Daniel Richter disrupts the flow of painting language. There is an unexpected twist at the end of all the parts within the painting. The colour is bright, the faces are painted in a naïve manner and the narrative (although unknown) is powerful and aggressive. There are so many decisions which do not make sense. Some parts are ‘dashed off’ and others have been given attention. There is for me a real sense of the representational information coming out of the paintings surface as though pushing through the abstract gesture, pushing through the flatness and the void of information. This painting is not only discussing the way abstraction can relate to representation but also the decision making process of the artist, why are the choices made, are they random or are they meticulously considered. Daniel Richter uses the provisional technique of pulling the paint back from the viewer as if to say ‘ I can tell you have almost worked this painting out, so I am going to change it a little, then a little more’ until you cannot draw a definitive narrative and you cannot resolve the intention. There is also a shying away from grandness for what seems like willingness or a need to take chances and risk what Rubinstein calls the ‘collapse’ of the painting.
This painting is about ‘painting’, there is an image and there is gestural abstraction but the role of these techniques is to bring the viewer into the space that makes a contemporary painted surface.
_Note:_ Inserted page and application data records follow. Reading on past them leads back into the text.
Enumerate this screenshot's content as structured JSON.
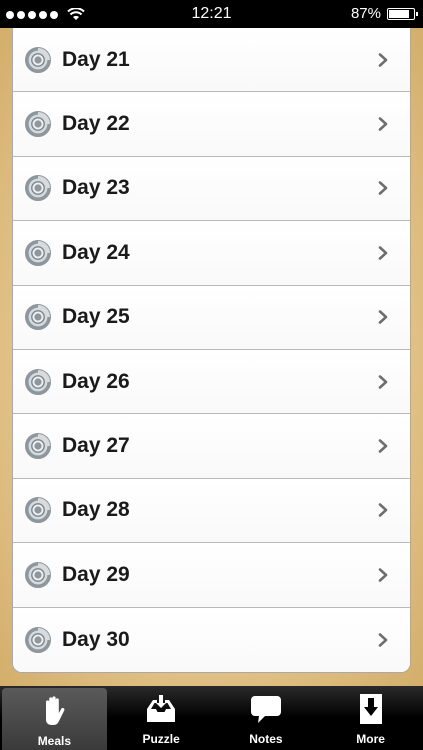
{
  "status": {
    "time": "12:21",
    "battery_text": "87%",
    "battery_level": 0.87,
    "signal_bars": 5
  },
  "list": {
    "icon": "target-icon",
    "chevron_icon": "chevron-right-icon",
    "items": [
      {
        "label": "Day 21"
      },
      {
        "label": "Day 22"
      },
      {
        "label": "Day 23"
      },
      {
        "label": "Day 24"
      },
      {
        "label": "Day 25"
      },
      {
        "label": "Day 26"
      },
      {
        "label": "Day 27"
      },
      {
        "label": "Day 28"
      },
      {
        "label": "Day 29"
      },
      {
        "label": "Day 30"
      }
    ]
  },
  "tabs": [
    {
      "label": "Meals",
      "icon": "hand-icon",
      "active": true
    },
    {
      "label": "Puzzle",
      "icon": "inbox-download-icon",
      "active": false
    },
    {
      "label": "Notes",
      "icon": "speech-bubble-icon",
      "active": false
    },
    {
      "label": "More",
      "icon": "download-arrow-icon",
      "active": false
    }
  ],
  "colors": {
    "icon_gray": "#8e979e",
    "icon_dark": "#5f6a72",
    "chevron": "#6e6e6e"
  }
}
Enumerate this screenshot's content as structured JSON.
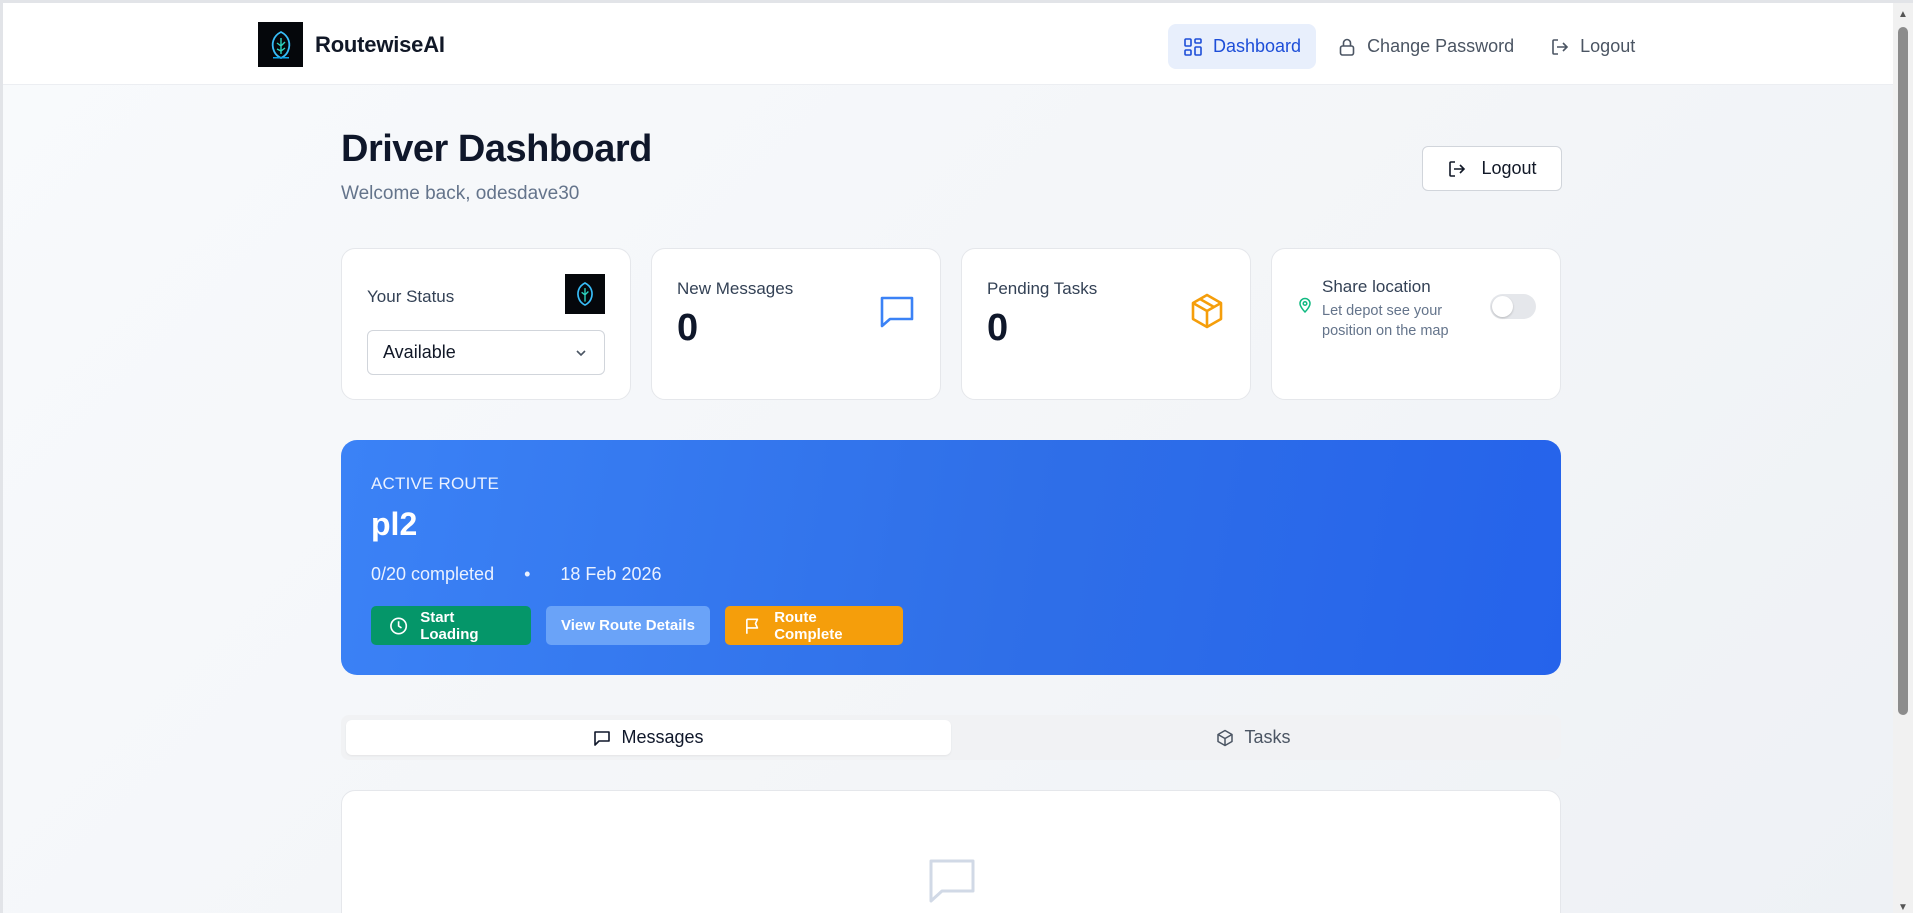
{
  "app": {
    "name": "RoutewiseAI"
  },
  "nav": {
    "items": [
      {
        "label": "Dashboard",
        "icon": "dashboard-grid-icon",
        "active": true
      },
      {
        "label": "Change Password",
        "icon": "lock-icon",
        "active": false
      },
      {
        "label": "Logout",
        "icon": "logout-icon",
        "active": false
      }
    ]
  },
  "header": {
    "title": "Driver Dashboard",
    "subtitle": "Welcome back, odesdave30",
    "logout_label": "Logout"
  },
  "cards": {
    "status": {
      "label": "Your Status",
      "selected": "Available"
    },
    "messages": {
      "label": "New Messages",
      "value": "0",
      "icon": "message-square-icon"
    },
    "tasks": {
      "label": "Pending Tasks",
      "value": "0",
      "icon": "package-icon"
    },
    "share": {
      "title": "Share location",
      "description": "Let depot see your position on the map",
      "enabled": false
    }
  },
  "route": {
    "kicker": "ACTIVE ROUTE",
    "name": "pl2",
    "progress": "0/20 completed",
    "separator": "•",
    "date": "18 Feb 2026",
    "actions": {
      "start_loading": "Start Loading",
      "view_details": "View Route Details",
      "complete": "Route Complete"
    }
  },
  "tabs": [
    {
      "label": "Messages",
      "icon": "message-square-icon",
      "active": true
    },
    {
      "label": "Tasks",
      "icon": "package-icon",
      "active": false
    }
  ],
  "colors": {
    "accent_blue": "#2563eb",
    "nav_active_bg": "#e8effc",
    "green": "#059669",
    "orange": "#f59e0b"
  }
}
There is no gimmick or concept, the painting exists through engagement with the process of making and shines as an example of how we try to explain what painting can be.
Frank Stella once suggested, the hardest thing about painting is to find out how to make a painting and for me, artists like Daniel Richter and Peter Doig show how easy and how difficult that can be.